*TO DO*
Where the records below have a line with "What", that line is to be copied.

*PROVIDED INFORMATION*
◇ ◇ ◇ ◇ ◇
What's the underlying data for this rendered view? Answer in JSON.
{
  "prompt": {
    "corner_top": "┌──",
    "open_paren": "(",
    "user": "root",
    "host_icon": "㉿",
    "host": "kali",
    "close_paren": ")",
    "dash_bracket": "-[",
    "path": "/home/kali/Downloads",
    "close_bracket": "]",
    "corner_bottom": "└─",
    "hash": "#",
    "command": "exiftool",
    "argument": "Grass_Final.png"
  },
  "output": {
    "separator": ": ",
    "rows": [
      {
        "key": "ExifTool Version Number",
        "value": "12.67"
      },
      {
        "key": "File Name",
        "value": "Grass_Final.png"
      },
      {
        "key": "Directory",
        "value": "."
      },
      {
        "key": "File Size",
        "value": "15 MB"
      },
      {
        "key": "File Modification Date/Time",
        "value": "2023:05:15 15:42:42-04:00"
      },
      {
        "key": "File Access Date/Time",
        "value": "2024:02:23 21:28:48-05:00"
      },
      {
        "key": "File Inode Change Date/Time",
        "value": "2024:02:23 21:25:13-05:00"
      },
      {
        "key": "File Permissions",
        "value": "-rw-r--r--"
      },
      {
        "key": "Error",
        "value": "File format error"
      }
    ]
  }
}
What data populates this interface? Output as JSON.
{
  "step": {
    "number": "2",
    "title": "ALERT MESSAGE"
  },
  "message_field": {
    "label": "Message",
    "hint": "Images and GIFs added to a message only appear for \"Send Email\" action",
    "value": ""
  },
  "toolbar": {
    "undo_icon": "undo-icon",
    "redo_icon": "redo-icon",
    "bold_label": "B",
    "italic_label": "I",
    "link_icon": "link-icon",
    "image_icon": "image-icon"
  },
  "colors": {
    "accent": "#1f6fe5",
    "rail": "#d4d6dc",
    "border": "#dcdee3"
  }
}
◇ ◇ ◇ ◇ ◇
*SOLUTION*
What's the underlying data for this rendered view? Answer in JSON.
What data populates this interface? Output as JSON.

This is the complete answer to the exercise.